Mentions: The ‘statistics/circle’ function of our hospital’s PACS (Sectra Imtec AB, Stockholm, Sweden; IDS 5, Release 11.4.1) was used to determine Hounsfield values in regions of interest in the frontal cortex and adjacent white matter. The same-size region of interest was used in all patients; measured mean values and standard deviation (SD) were used for subsequent analysis. A typical example of the regions used is shown in Fig. 2.


Dose reduction in standard head CT: first results from a new scanner using iterative reconstruction and a new detector type in comparison with two previous generations of multi-slice CT.

Ozdoba C, Slotboom J, Schroth G, Ulzheimer S, Kottke R, Watzal H, Weisstanner C - Clin Neuroradiol (2014)

Typical region-of-interest measurements in the frontal cortex and white matter (diameter of region of interest: 5 mm). Mittelwert  mean, Abweichung  standard deviation
© Copyright Policy
Related In: Results  -  Collection

Show All Figures
getmorefigures.php?uid=PMC3936131&req=5
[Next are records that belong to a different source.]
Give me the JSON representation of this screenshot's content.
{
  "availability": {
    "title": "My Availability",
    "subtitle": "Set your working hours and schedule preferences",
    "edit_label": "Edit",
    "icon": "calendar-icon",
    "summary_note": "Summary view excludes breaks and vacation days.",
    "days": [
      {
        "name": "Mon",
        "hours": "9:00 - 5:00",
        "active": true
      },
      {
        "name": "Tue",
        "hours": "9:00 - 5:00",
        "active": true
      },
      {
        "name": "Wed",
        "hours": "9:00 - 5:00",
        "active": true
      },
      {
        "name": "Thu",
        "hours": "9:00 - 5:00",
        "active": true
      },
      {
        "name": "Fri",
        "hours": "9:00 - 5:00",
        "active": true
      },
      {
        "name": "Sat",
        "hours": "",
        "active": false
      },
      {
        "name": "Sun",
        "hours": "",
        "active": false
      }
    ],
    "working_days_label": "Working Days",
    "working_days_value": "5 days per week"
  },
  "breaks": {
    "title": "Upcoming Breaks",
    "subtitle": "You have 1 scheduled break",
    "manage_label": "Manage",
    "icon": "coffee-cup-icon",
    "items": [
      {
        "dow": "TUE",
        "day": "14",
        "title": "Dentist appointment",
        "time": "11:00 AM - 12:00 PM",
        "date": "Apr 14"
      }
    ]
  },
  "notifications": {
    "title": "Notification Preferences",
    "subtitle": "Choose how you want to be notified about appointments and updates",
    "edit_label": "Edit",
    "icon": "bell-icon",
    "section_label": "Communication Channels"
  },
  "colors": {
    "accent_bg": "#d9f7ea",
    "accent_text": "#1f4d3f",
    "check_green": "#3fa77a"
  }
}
Fig2: Typical region-of-interest measurements in the frontal cortex and white matter (diameter of region of interest: 5 mm). Mittelwert  mean, Abweichung  standard deviation
Mentions: The ‘statistics/circle’ function of our hospital’s PACS (Sectra Imtec AB, Stockholm, Sweden; IDS 5, Release 11.4.1) was used to determine Hounsfield values in regions of interest in the frontal cortex and adjacent white matter. The same-size region of interest was used in all patients; measured mean values and standard deviation (SD) were used for subsequent analysis. A typical example of the regions used is shown in Fig. 2.

Bottom Line: All differences were statistically significant (p < 0.0001).Signal-to-noise and contrast-to-noise ratios were best in S64; these differences also reached statistical significance.The first experience with the new scanner shows that new dose reduction techniques allow for up to 40 % dose reduction while still maintaining image quality at a diagnostically usable level.

View Article: PubMed Central - PubMed

Affiliation: University Institute of Diagnostic and Interventional Neuroradiology, University of Bern/Inselspital, Freiburgstrasse 4, 3010, Bern, Switzerland.

ABSTRACT

Purpose: Computed tomography (CT) accounts for more than half of the total radiation exposure from medical procedures, which makes dose reduction in CT an effective means of reducing radiation exposure. We analysed the dose reduction that can be achieved with a new CT scanner [Somatom Edge (E)] that incorporates new developments in hardware (detector) and software (iterative reconstruction).

Methods: We compared weighted volume CT dose index (CTDI(vol)) and dose length product (DLP) values of 25 consecutive patients studied with non-enhanced standard brain CT with the new scanner and with two previous models each, a 64-slice 64-row multi-detector CT (MDCT) scanner with 64 rows (S64) and a 16-slice 16-row MDCT scanner with 16 rows (S16). We analysed signal-to-noise and contrast-to-noise ratios in images from the three scanners and performed a quality rating by three neuroradiologists to analyse whether dose reduction techniques still yield sufficient diagnostic quality.

Results: CTDI(Vol) of scanner E was 41.5 and 36.4 % less than the values of scanners S16 and S64, respectively; the DLP values were 40 and 38.3 % less. All differences were statistically significant (p < 0.0001). Signal-to-noise and contrast-to-noise ratios were best in S64; these differences also reached statistical significance. Image analysis, however, showed "non-inferiority" of scanner E regarding image quality.

Conclusions: The first experience with the new scanner shows that new dose reduction techniques allow for up to 40 % dose reduction while still maintaining image quality at a diagnostically usable level.

Show MeSH
Related in: MedlinePlus